**THE PROBLEM**. Copy out each line of the data that holds the string "name".

**EXERCISE DATA**.
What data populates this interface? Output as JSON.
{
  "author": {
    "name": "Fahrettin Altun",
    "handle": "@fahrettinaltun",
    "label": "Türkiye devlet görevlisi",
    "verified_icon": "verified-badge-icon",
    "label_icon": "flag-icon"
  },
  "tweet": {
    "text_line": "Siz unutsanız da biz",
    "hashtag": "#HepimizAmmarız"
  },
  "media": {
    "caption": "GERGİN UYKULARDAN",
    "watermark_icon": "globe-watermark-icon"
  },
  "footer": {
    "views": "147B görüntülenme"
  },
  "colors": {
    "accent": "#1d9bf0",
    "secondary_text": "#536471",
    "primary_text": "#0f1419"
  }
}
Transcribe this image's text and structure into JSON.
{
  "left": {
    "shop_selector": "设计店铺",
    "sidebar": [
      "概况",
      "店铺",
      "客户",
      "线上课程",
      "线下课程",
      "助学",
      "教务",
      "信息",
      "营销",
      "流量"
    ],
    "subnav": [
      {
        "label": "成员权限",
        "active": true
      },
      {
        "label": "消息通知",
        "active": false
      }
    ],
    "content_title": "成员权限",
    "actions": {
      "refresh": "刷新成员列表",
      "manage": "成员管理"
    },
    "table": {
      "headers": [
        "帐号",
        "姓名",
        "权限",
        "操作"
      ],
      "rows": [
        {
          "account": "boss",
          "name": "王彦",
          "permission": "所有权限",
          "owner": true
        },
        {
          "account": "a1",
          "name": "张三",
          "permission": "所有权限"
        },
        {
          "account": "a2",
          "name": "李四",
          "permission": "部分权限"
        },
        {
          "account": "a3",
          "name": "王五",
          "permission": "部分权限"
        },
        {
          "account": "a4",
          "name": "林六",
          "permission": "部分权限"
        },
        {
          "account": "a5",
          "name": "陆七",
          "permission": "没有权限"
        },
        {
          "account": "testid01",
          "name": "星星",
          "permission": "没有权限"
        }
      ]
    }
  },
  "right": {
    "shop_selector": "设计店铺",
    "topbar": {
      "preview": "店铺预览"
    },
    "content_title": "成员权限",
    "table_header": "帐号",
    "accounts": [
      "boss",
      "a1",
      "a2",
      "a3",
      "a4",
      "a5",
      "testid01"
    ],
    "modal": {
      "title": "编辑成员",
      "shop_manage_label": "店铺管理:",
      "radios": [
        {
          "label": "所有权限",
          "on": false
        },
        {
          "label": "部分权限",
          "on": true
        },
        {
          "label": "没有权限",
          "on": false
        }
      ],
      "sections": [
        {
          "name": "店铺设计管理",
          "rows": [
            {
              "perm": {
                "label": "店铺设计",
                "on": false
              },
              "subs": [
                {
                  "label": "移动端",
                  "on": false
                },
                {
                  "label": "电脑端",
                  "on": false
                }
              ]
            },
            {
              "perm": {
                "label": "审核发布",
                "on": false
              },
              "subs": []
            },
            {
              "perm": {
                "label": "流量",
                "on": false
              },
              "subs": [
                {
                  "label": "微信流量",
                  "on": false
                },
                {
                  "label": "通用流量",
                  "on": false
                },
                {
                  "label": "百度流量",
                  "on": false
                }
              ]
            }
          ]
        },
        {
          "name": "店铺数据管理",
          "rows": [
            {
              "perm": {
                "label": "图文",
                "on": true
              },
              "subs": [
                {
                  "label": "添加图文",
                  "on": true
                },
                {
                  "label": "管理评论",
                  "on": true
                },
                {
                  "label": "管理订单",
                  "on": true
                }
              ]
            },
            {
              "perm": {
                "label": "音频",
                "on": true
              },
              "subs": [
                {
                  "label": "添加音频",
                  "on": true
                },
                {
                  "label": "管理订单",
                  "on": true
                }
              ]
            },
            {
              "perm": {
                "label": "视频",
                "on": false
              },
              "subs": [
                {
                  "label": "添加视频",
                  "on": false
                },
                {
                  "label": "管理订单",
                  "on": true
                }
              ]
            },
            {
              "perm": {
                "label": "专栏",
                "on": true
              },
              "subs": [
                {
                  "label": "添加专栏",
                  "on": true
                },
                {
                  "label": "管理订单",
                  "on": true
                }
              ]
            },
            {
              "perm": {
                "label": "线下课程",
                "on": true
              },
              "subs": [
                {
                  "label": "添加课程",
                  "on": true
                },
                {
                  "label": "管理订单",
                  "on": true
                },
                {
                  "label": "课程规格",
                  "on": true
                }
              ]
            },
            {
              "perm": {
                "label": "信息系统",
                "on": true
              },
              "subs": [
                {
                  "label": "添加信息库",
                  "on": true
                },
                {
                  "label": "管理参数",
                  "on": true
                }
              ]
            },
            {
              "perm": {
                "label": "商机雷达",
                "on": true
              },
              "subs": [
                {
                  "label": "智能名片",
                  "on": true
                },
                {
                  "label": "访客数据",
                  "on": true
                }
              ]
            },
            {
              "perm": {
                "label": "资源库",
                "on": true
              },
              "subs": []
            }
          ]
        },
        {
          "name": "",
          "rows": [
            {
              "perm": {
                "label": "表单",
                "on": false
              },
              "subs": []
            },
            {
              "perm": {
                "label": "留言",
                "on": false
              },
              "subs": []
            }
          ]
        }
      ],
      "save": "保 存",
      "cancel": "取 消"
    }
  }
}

**ANSWER BELOW**.
    "name": "Fahrettin Altun",
          "name": "王彦",
          "name": "张三",
          "name": "李四",
          "name": "王五",
          "name": "林六",
          "name": "陆七",
          "name": "星星",
          "name": "店铺设计管理",
          "name": "店铺数据管理",
          "name": "",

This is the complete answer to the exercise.